The weight of directing a stage adaptation of a novel penned by a Canadian literary giant like Alistair MacLeod is keeping Brian Taylor awake at night.
“I do feel under an enormous amount of pressure,” the dramatic art professor admitted during an interview about two weeks before the opening night of No Great Mischief, a staged reading of the novel of the same name.
Authored by Dr. MacLeod, a professor of English and the department’s writer-in-residence for the winter semester, the 1999 novel follows the tale of two brothers from Cape Breton Island, and explores the bonds of their family, descendants of a Scottish clan dating back to the late 18th century.
The book has won numerous awards, including the Trillium Award in 1999 and the International IMPAC Dublin Literary Award in 2001. It was adapted into a stage production by David S. Young and premiered at the Tarragon Theatre in Toronto 2004, and was subsequently presented in Ottawa, Vancouver and Halifax.
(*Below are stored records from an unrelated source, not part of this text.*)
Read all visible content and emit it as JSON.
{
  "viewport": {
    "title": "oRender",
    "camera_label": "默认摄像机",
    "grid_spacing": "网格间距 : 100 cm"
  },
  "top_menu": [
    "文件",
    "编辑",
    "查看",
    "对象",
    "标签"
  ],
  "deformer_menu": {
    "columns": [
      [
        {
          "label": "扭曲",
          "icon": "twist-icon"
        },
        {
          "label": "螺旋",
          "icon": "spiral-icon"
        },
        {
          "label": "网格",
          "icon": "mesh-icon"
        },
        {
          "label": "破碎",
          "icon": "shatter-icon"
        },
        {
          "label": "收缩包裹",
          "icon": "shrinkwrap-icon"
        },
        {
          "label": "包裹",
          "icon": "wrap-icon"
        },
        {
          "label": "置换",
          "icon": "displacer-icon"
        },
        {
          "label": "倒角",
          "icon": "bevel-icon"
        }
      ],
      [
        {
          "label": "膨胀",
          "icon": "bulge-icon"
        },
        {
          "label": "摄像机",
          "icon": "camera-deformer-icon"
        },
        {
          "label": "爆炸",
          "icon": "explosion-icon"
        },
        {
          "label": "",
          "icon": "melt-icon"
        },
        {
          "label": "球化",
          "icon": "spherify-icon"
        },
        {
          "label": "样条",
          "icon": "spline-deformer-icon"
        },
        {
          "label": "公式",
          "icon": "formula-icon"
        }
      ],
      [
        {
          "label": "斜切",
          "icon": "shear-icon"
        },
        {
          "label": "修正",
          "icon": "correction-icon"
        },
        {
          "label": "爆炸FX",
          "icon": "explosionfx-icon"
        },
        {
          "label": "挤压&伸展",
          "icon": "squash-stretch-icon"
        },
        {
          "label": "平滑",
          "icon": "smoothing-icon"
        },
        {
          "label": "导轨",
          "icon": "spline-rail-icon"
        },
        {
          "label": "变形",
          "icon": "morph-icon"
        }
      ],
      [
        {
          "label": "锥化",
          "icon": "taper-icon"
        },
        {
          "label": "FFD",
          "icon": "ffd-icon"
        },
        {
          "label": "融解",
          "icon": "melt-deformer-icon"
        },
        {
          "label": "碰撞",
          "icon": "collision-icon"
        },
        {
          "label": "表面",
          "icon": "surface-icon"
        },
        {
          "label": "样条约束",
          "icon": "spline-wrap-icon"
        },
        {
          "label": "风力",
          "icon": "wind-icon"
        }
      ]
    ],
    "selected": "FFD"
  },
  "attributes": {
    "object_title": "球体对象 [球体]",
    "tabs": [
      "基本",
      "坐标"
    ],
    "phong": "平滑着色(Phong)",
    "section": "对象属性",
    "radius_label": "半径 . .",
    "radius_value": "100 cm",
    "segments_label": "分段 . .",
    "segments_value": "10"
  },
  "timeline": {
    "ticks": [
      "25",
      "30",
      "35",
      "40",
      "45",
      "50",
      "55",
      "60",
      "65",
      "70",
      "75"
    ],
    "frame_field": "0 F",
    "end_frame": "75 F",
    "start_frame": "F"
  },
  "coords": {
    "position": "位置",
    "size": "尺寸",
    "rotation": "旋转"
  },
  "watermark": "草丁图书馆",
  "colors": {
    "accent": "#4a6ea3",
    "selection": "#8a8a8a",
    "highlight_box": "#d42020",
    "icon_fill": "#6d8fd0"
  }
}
The English department teamed up with the school of dramatic art to do a staged reading of the play in honour of MacLeod’s many achievements, and to celebrate the University’s 50th anniversary. Opening on February 28, it will run three consecutive nights in the H. Clifford and Joan Hatch Studio Theatre at the Jackman Dramatic Arts Centre.
MacLeod, who has seen the play staged in several other cities, said he’s thrilled that an adaptation of his book will be staged on the campus of the university he joined in 1969.
“It’s very exciting,” said MacLeod. “It’s nice for me and it’s very nice for the drama students.”
Besides directing in the play, Taylor will join the nine-member cast, and along with colleague Michael Keating, will star as one of the two MacDonald brothers who the book’s plot centers around. Drama students Erik Helle and Tristan Claxton play the younger versions of those characters during the flashback scenes.
Taylor said the production will be “like a radio play with images,” and very true to the novel’s central themes.
“It’s been streamlined, but nothing essential has been changed from the book to the stage,” he said. “Part of the book’s appeal is its simplicity and the strength of the words he’s written. It’s a very human document. It’s a beautiful piece.”
While the burden of doing the book justice is weighing heavily on his mind, it’s apparent that most of Taylor’s pressure is self-imposed. And he remains confident the play will be a fine tribute.
“I want to do my best for Alistair and his family, and for our students,” he said. “But they’re so talented and hard-working, so I’m sure it’s going to come together in the end.”
Tickets can be obtained by contacting the University Players box office at 519-253-3000 ext. 2808, or by using the on line ticket order form.